*** Opening of The data ***
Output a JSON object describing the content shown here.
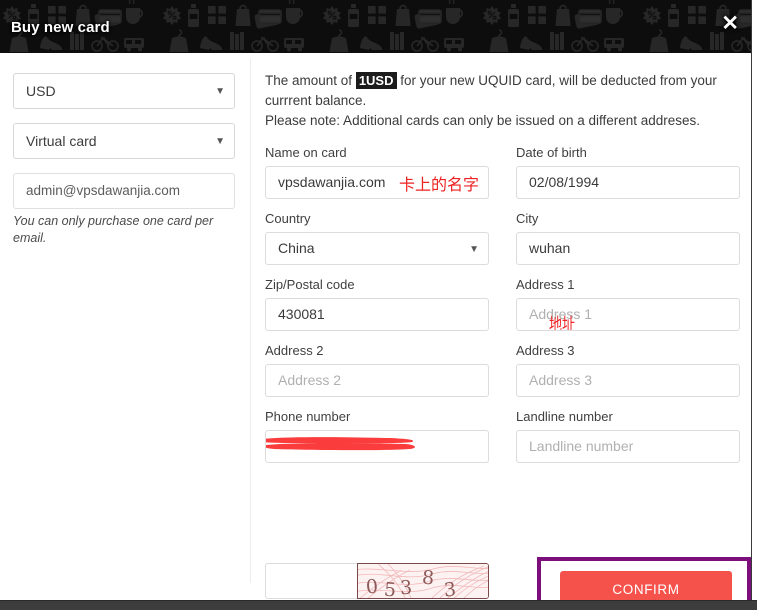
{
  "window": {
    "title": "Buy new card",
    "close_label": "✕"
  },
  "sidebar": {
    "currency_select": {
      "value": "USD",
      "caret": "▼"
    },
    "card_type_select": {
      "value": "Virtual card",
      "caret": "▼"
    },
    "email_field": {
      "value": "admin@vpsdawanjia.com"
    },
    "helper_text": "You can only purchase one card per email."
  },
  "intro": {
    "part1": "The amount of ",
    "amount": "1USD",
    "part2": " for your new UQUID card, will be deducted from your currrent balance.",
    "note": "Please note: Additional cards can only be issued on a different addreses."
  },
  "form": {
    "name_on_card": {
      "label": "Name on card",
      "value": "vpsdawanjia.com",
      "annotation": "卡上的名字"
    },
    "date_of_birth": {
      "label": "Date of birth",
      "value": "02/08/1994"
    },
    "country": {
      "label": "Country",
      "value": "China",
      "caret": "▼"
    },
    "city": {
      "label": "City",
      "value": "wuhan"
    },
    "zip": {
      "label": "Zip/Postal code",
      "value": "430081"
    },
    "address1": {
      "label": "Address 1",
      "placeholder": "Address 1",
      "annotation": "地址"
    },
    "address2": {
      "label": "Address 2",
      "placeholder": "Address 2"
    },
    "address3": {
      "label": "Address 3",
      "placeholder": "Address 3"
    },
    "phone": {
      "label": "Phone number",
      "placeholder": "",
      "redacted": true
    },
    "landline": {
      "label": "Landline number",
      "placeholder": "Landline number"
    }
  },
  "captcha": {
    "input_value": "",
    "code": "05383",
    "digits": [
      "0",
      "5",
      "3",
      "8",
      "3"
    ]
  },
  "confirm": {
    "label": "CONFIRM"
  },
  "colors": {
    "button_red": "#f5524c",
    "annotation_purple": "#7d0f7d",
    "annotation_red": "#ee2222",
    "header_black": "#0d0d0d"
  }
}
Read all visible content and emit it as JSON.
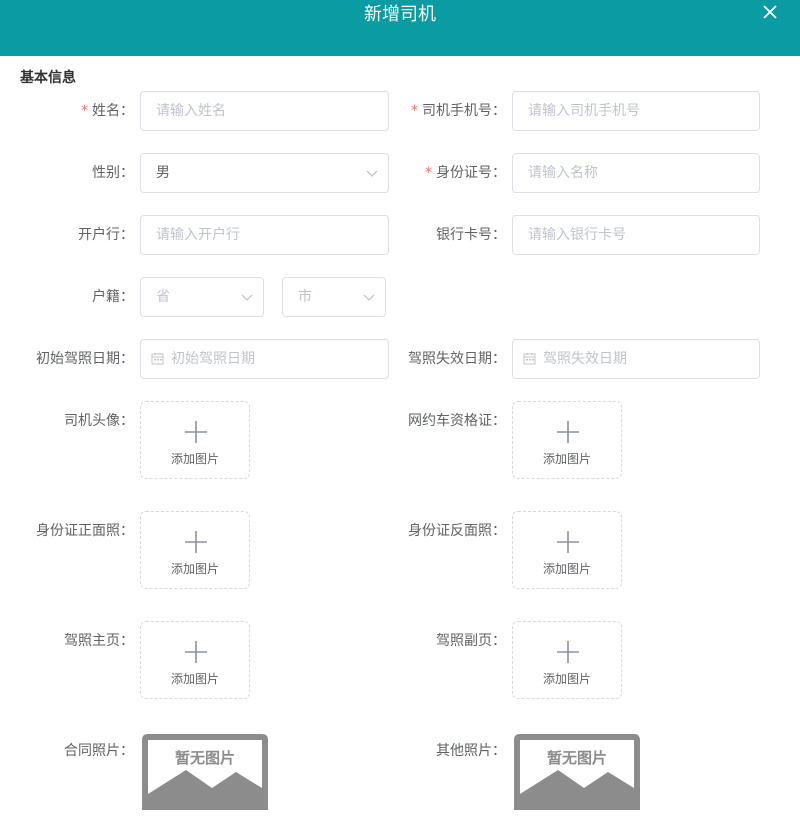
{
  "dialog": {
    "title": "新增司机"
  },
  "section": {
    "title": "基本信息"
  },
  "fields": {
    "name": {
      "label": "姓名：",
      "required_mark": "*",
      "placeholder": "请输入姓名"
    },
    "phone": {
      "label": "司机手机号：",
      "required_mark": "*",
      "placeholder": "请输入司机手机号"
    },
    "gender": {
      "label": "性别：",
      "value": "男"
    },
    "id_number": {
      "label": "身份证号：",
      "required_mark": "*",
      "placeholder": "请输入名称"
    },
    "bank": {
      "label": "开户行：",
      "placeholder": "请输入开户行"
    },
    "bank_card": {
      "label": "银行卡号：",
      "placeholder": "请输入银行卡号"
    },
    "household": {
      "label": "户籍：",
      "province_placeholder": "省",
      "city_placeholder": "市"
    },
    "license_start": {
      "label": "初始驾照日期：",
      "placeholder": "初始驾照日期"
    },
    "license_expire": {
      "label": "驾照失效日期：",
      "placeholder": "驾照失效日期"
    }
  },
  "uploads": {
    "add_label": "添加图片",
    "avatar": {
      "label": "司机头像："
    },
    "ride_hailing_cert": {
      "label": "网约车资格证："
    },
    "id_front": {
      "label": "身份证正面照："
    },
    "id_back": {
      "label": "身份证反面照："
    },
    "license_main": {
      "label": "驾照主页："
    },
    "license_sub": {
      "label": "驾照副页："
    }
  },
  "photos": {
    "no_image_text": "暂无图片",
    "contract": {
      "label": "合同照片："
    },
    "other": {
      "label": "其他照片："
    }
  },
  "colors": {
    "header_bg": "#0a9ba3",
    "required": "#f56c6c",
    "border": "#dcdfe6",
    "placeholder": "#c0c4cc"
  }
}
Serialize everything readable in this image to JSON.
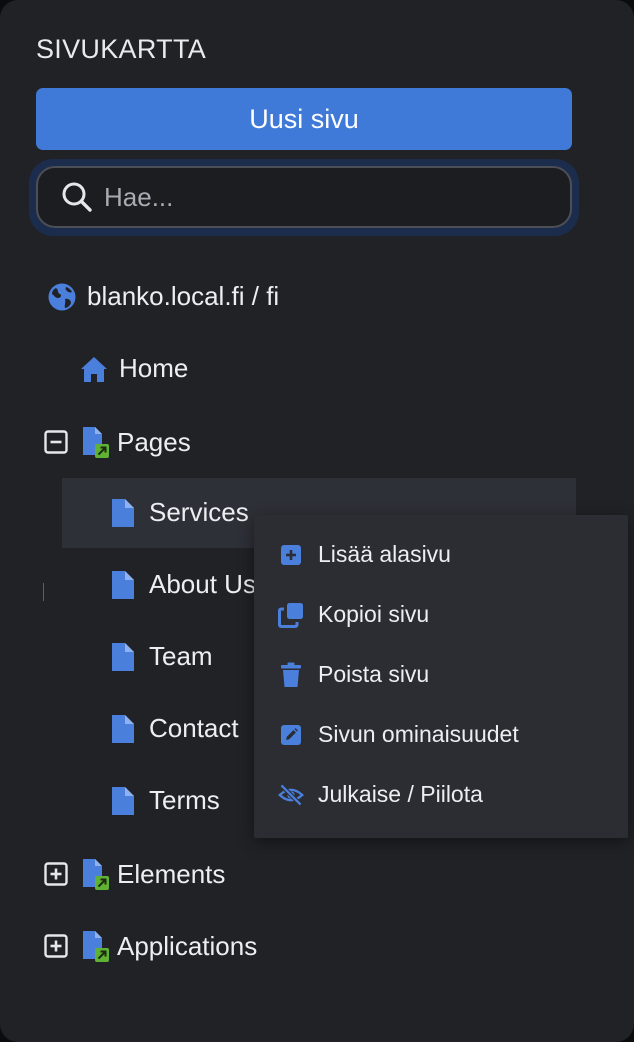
{
  "sidebar": {
    "title": "SIVUKARTTA",
    "new_page_label": "Uusi sivu",
    "search": {
      "placeholder": "Hae...",
      "value": ""
    }
  },
  "tree": {
    "site": "blanko.local.fi / fi",
    "home": "Home",
    "pages": {
      "label": "Pages",
      "state": "expanded",
      "children": [
        "Services",
        "About Us",
        "Team",
        "Contact",
        "Terms"
      ],
      "selected": "Services"
    },
    "elements": {
      "label": "Elements",
      "state": "collapsed"
    },
    "applications": {
      "label": "Applications",
      "state": "collapsed"
    }
  },
  "context_menu": {
    "items": [
      {
        "label": "Lisää alasivu",
        "icon": "add-square-icon"
      },
      {
        "label": "Kopioi sivu",
        "icon": "copy-icon"
      },
      {
        "label": "Poista sivu",
        "icon": "trash-icon"
      },
      {
        "label": "Sivun ominaisuudet",
        "icon": "edit-square-icon"
      },
      {
        "label": "Julkaise / Piilota",
        "icon": "eye-slash-icon"
      }
    ]
  },
  "colors": {
    "accent": "#3f7ad9",
    "icon_blue": "#4a7fdc",
    "link_badge_green": "#5fb233",
    "panel_bg": "#212226",
    "selected_bg": "#2d3036",
    "menu_bg": "#2b2d32"
  }
}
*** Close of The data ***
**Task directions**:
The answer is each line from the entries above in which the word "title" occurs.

**Your response**:
    "title": "Buy new card",
    "title": "新增司机"
    "title": "基本信息"
    "title": "SIVUKARTTA",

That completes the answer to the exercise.